**WHAT TO WORK ON:** Quote the entries word for word. Omit the pictures.

**PROVIDED DATA:**
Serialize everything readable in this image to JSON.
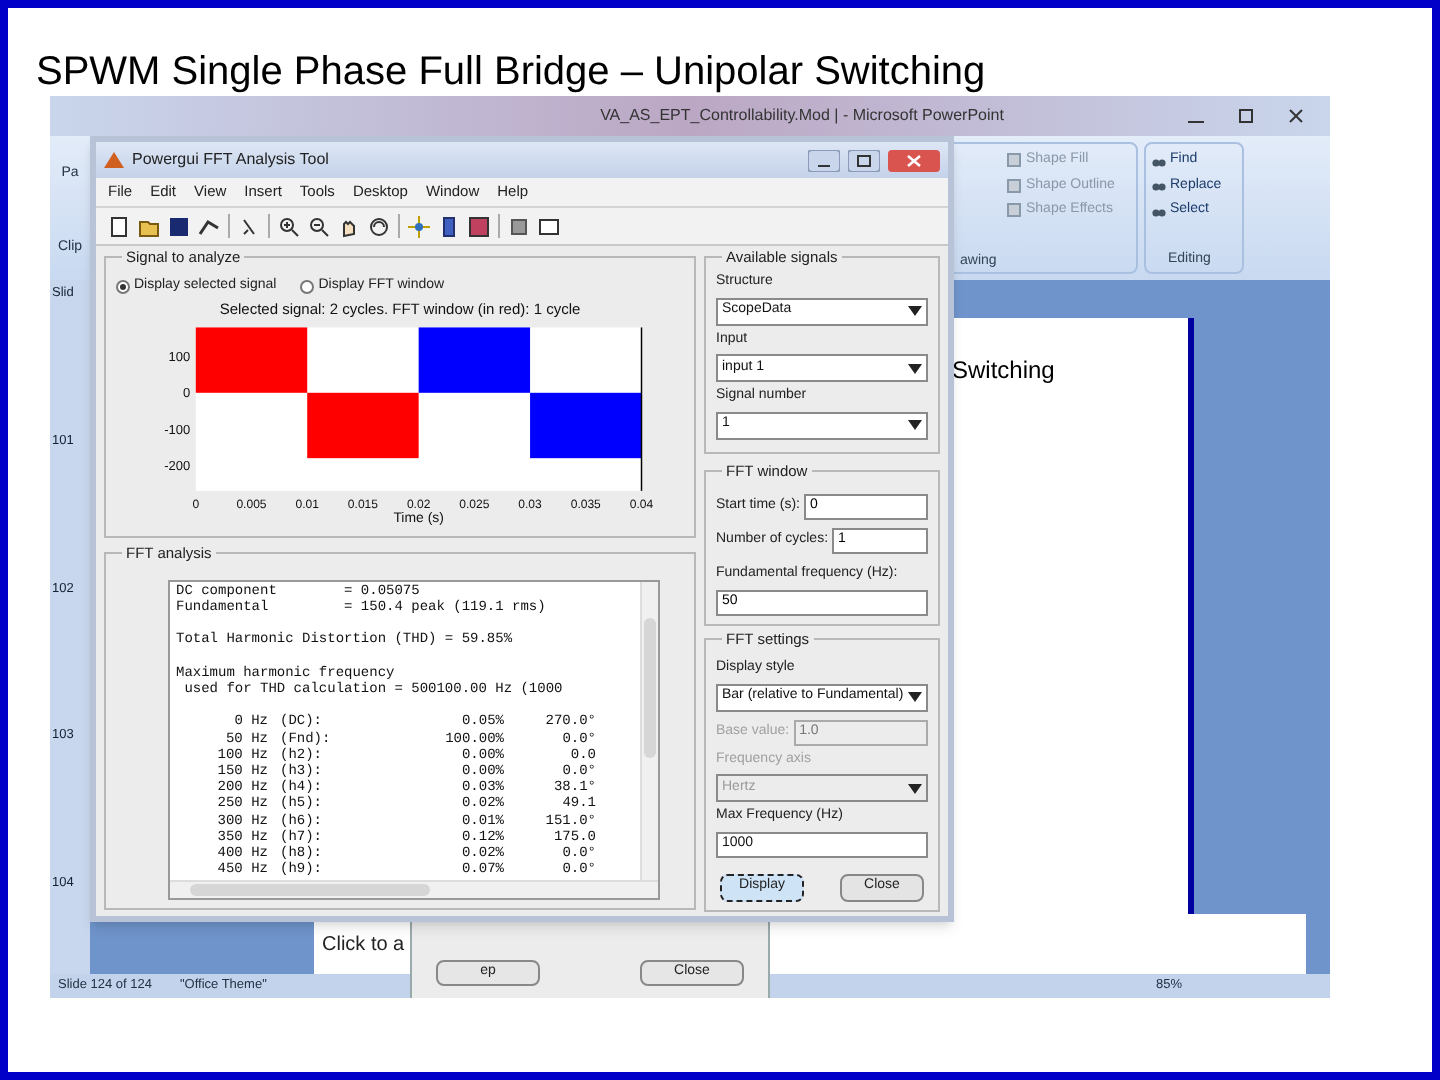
{
  "slide_title": "SPWM Single Phase Full Bridge – Unipolar Switching",
  "powerpoint": {
    "title": "VA_AS_EPT_Controllability.Mod | - Microsoft PowerPoint",
    "ribbon_left": [
      {
        "label": "Pa"
      },
      {
        "label": "Clip"
      }
    ],
    "drawing_items": [
      {
        "label": "Shape Fill"
      },
      {
        "label": "Shape Outline"
      },
      {
        "label": "Shape Effects"
      }
    ],
    "drawing_group": "awing",
    "editing_items": [
      {
        "label": "Find"
      },
      {
        "label": "Replace"
      },
      {
        "label": "Select"
      }
    ],
    "editing_group": "Editing",
    "slide_tab": "Slid",
    "thumb_numbers": [
      "101",
      "102",
      "103",
      "104"
    ],
    "slide_preview_text": "Switching",
    "notes_placeholder": "Click to a",
    "status": [
      {
        "label": "Slide 124 of 124"
      },
      {
        "label": "\"Office Theme\""
      }
    ],
    "zoom": "85%"
  },
  "back_dialog": {
    "buttons": [
      "ep",
      "Close"
    ]
  },
  "fft_window": {
    "title": "Powergui FFT Analysis Tool",
    "menu": [
      "File",
      "Edit",
      "View",
      "Insert",
      "Tools",
      "Desktop",
      "Window",
      "Help"
    ],
    "signal_group": {
      "title": "Signal to analyze",
      "radios": [
        {
          "label": "Display selected signal",
          "selected": true
        },
        {
          "label": "Display FFT window",
          "selected": false
        }
      ],
      "chart_data": {
        "type": "bar",
        "title": "Selected signal: 2 cycles. FFT window (in red): 1 cycle",
        "xlabel": "Time (s)",
        "x": [
          0.005,
          0.015,
          0.025,
          0.035
        ],
        "xlim": [
          0,
          0.04
        ],
        "ylim": [
          -270,
          180
        ],
        "series": [
          {
            "color": "#ff0000",
            "values": [
              180,
              -180,
              null,
              null
            ]
          },
          {
            "color": "#0000ff",
            "values": [
              null,
              null,
              180,
              -180
            ]
          }
        ],
        "xticks": [
          {
            "value": 0,
            "label": "0"
          },
          {
            "value": 0.005,
            "label": "0.005"
          },
          {
            "value": 0.01,
            "label": "0.01"
          },
          {
            "value": 0.015,
            "label": "0.015"
          },
          {
            "value": 0.02,
            "label": "0.02"
          },
          {
            "value": 0.025,
            "label": "0.025"
          },
          {
            "value": 0.03,
            "label": "0.03"
          },
          {
            "value": 0.035,
            "label": "0.035"
          },
          {
            "value": 0.04,
            "label": "0.04"
          }
        ],
        "yticks": [
          100,
          0,
          -100,
          -200
        ]
      }
    },
    "analysis_group": {
      "title": "FFT analysis",
      "summary": [
        [
          "DC component        = 0.05075",
          "Fundamental         = 150.4 peak (119.1 rms)"
        ],
        [
          "Total Harmonic Distortion (THD) = 59.85%"
        ],
        [
          "Maximum harmonic frequency",
          " used for THD calculation = 500100.00 Hz (1000"
        ]
      ],
      "harmonics": [
        {
          "freq": "0 Hz",
          "order": "(DC):",
          "mag": "0.05%",
          "phase": "270.0°"
        },
        {
          "freq": "50 Hz",
          "order": "(Fnd):",
          "mag": "100.00%",
          "phase": "0.0°"
        },
        {
          "freq": "100 Hz",
          "order": "(h2):",
          "mag": "0.00%",
          "phase": "0.0"
        },
        {
          "freq": "150 Hz",
          "order": "(h3):",
          "mag": "0.00%",
          "phase": "0.0°"
        },
        {
          "freq": "200 Hz",
          "order": "(h4):",
          "mag": "0.03%",
          "phase": "38.1°"
        },
        {
          "freq": "250 Hz",
          "order": "(h5):",
          "mag": "0.02%",
          "phase": "49.1"
        },
        {
          "freq": "300 Hz",
          "order": "(h6):",
          "mag": "0.01%",
          "phase": "151.0°"
        },
        {
          "freq": "350 Hz",
          "order": "(h7):",
          "mag": "0.12%",
          "phase": "175.0"
        },
        {
          "freq": "400 Hz",
          "order": "(h8):",
          "mag": "0.02%",
          "phase": "0.0°"
        },
        {
          "freq": "450 Hz",
          "order": "(h9):",
          "mag": "0.07%",
          "phase": "0.0°"
        }
      ]
    },
    "available_signals": {
      "title": "Available signals",
      "fields": [
        {
          "label": "Structure",
          "value": "ScopeData"
        },
        {
          "label": "Input",
          "value": "input 1"
        },
        {
          "label": "Signal number",
          "value": "1"
        }
      ]
    },
    "fft_window_group": {
      "title": "FFT window",
      "fields": [
        {
          "label": "Start time (s):",
          "value": "0",
          "kind": "inline"
        },
        {
          "label": "Number of cycles:",
          "value": "1",
          "kind": "inline"
        },
        {
          "label": "Fundamental frequency (Hz):",
          "value": "50",
          "kind": "text"
        }
      ]
    },
    "fft_settings": {
      "title": "FFT settings",
      "fields": [
        {
          "label": "Display style",
          "value": "Bar (relative to Fundamental)",
          "kind": "dropdown",
          "disabled": false
        },
        {
          "label": "Base value:",
          "value": "1.0",
          "kind": "inline",
          "disabled": true
        },
        {
          "label": "Frequency axis",
          "value": "Hertz",
          "kind": "dropdown",
          "disabled": true
        },
        {
          "label": "Max Frequency (Hz)",
          "value": "1000",
          "kind": "text",
          "disabled": false
        }
      ]
    },
    "buttons": [
      {
        "label": "Display",
        "focused": true
      },
      {
        "label": "Close",
        "focused": false
      }
    ]
  }
}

**ANSWER SECTION:**
Serialize everything readable in this image to JSON.
{
  "slide_title": "SPWM Single Phase Full Bridge – Unipolar Switching",
  "powerpoint": {
    "title": "VA_AS_EPT_Controllability.Mod | - Microsoft PowerPoint",
    "ribbon_left": [
      {
        "label": "Pa"
      },
      {
        "label": "Clip"
      }
    ],
    "drawing_items": [
      {
        "label": "Shape Fill"
      },
      {
        "label": "Shape Outline"
      },
      {
        "label": "Shape Effects"
      }
    ],
    "drawing_group": "awing",
    "editing_items": [
      {
        "label": "Find"
      },
      {
        "label": "Replace"
      },
      {
        "label": "Select"
      }
    ],
    "editing_group": "Editing",
    "slide_tab": "Slid",
    "thumb_numbers": [
      "101",
      "102",
      "103",
      "104"
    ],
    "slide_preview_text": "Switching",
    "notes_placeholder": "Click to a",
    "status": [
      {
        "label": "Slide 124 of 124"
      },
      {
        "label": "\"Office Theme\""
      }
    ],
    "zoom": "85%"
  },
  "back_dialog": {
    "buttons": [
      "ep",
      "Close"
    ]
  },
  "fft_window": {
    "title": "Powergui FFT Analysis Tool",
    "menu": [
      "File",
      "Edit",
      "View",
      "Insert",
      "Tools",
      "Desktop",
      "Window",
      "Help"
    ],
    "signal_group": {
      "title": "Signal to analyze",
      "radios": [
        {
          "label": "Display selected signal",
          "selected": true
        },
        {
          "label": "Display FFT window",
          "selected": false
        }
      ],
      "chart_data": {
        "type": "bar",
        "title": "Selected signal: 2 cycles. FFT window (in red): 1 cycle",
        "xlabel": "Time (s)",
        "x": [
          0.005,
          0.015,
          0.025,
          0.035
        ],
        "xlim": [
          0,
          0.04
        ],
        "ylim": [
          -270,
          180
        ],
        "series": [
          {
            "color": "#ff0000",
            "values": [
              180,
              -180,
              null,
              null
            ]
          },
          {
            "color": "#0000ff",
            "values": [
              null,
              null,
              180,
              -180
            ]
          }
        ],
        "xticks": [
          {
            "value": 0,
            "label": "0"
          },
          {
            "value": 0.005,
            "label": "0.005"
          },
          {
            "value": 0.01,
            "label": "0.01"
          },
          {
            "value": 0.015,
            "label": "0.015"
          },
          {
            "value": 0.02,
            "label": "0.02"
          },
          {
            "value": 0.025,
            "label": "0.025"
          },
          {
            "value": 0.03,
            "label": "0.03"
          },
          {
            "value": 0.035,
            "label": "0.035"
          },
          {
            "value": 0.04,
            "label": "0.04"
          }
        ],
        "yticks": [
          100,
          0,
          -100,
          -200
        ]
      }
    },
    "analysis_group": {
      "title": "FFT analysis",
      "summary": [
        [
          "DC component        = 0.05075",
          "Fundamental         = 150.4 peak (119.1 rms)"
        ],
        [
          "Total Harmonic Distortion (THD) = 59.85%"
        ],
        [
          "Maximum harmonic frequency",
          " used for THD calculation = 500100.00 Hz (1000"
        ]
      ],
      "harmonics": [
        {
          "freq": "0 Hz",
          "order": "(DC):",
          "mag": "0.05%",
          "phase": "270.0°"
        },
        {
          "freq": "50 Hz",
          "order": "(Fnd):",
          "mag": "100.00%",
          "phase": "0.0°"
        },
        {
          "freq": "100 Hz",
          "order": "(h2):",
          "mag": "0.00%",
          "phase": "0.0"
        },
        {
          "freq": "150 Hz",
          "order": "(h3):",
          "mag": "0.00%",
          "phase": "0.0°"
        },
        {
          "freq": "200 Hz",
          "order": "(h4):",
          "mag": "0.03%",
          "phase": "38.1°"
        },
        {
          "freq": "250 Hz",
          "order": "(h5):",
          "mag": "0.02%",
          "phase": "49.1"
        },
        {
          "freq": "300 Hz",
          "order": "(h6):",
          "mag": "0.01%",
          "phase": "151.0°"
        },
        {
          "freq": "350 Hz",
          "order": "(h7):",
          "mag": "0.12%",
          "phase": "175.0"
        },
        {
          "freq": "400 Hz",
          "order": "(h8):",
          "mag": "0.02%",
          "phase": "0.0°"
        },
        {
          "freq": "450 Hz",
          "order": "(h9):",
          "mag": "0.07%",
          "phase": "0.0°"
        }
      ]
    },
    "available_signals": {
      "title": "Available signals",
      "fields": [
        {
          "label": "Structure",
          "value": "ScopeData"
        },
        {
          "label": "Input",
          "value": "input 1"
        },
        {
          "label": "Signal number",
          "value": "1"
        }
      ]
    },
    "fft_window_group": {
      "title": "FFT window",
      "fields": [
        {
          "label": "Start time (s):",
          "value": "0",
          "kind": "inline"
        },
        {
          "label": "Number of cycles:",
          "value": "1",
          "kind": "inline"
        },
        {
          "label": "Fundamental frequency (Hz):",
          "value": "50",
          "kind": "text"
        }
      ]
    },
    "fft_settings": {
      "title": "FFT settings",
      "fields": [
        {
          "label": "Display style",
          "value": "Bar (relative to Fundamental)",
          "kind": "dropdown",
          "disabled": false
        },
        {
          "label": "Base value:",
          "value": "1.0",
          "kind": "inline",
          "disabled": true
        },
        {
          "label": "Frequency axis",
          "value": "Hertz",
          "kind": "dropdown",
          "disabled": true
        },
        {
          "label": "Max Frequency (Hz)",
          "value": "1000",
          "kind": "text",
          "disabled": false
        }
      ]
    },
    "buttons": [
      {
        "label": "Display",
        "focused": true
      },
      {
        "label": "Close",
        "focused": false
      }
    ]
  }
}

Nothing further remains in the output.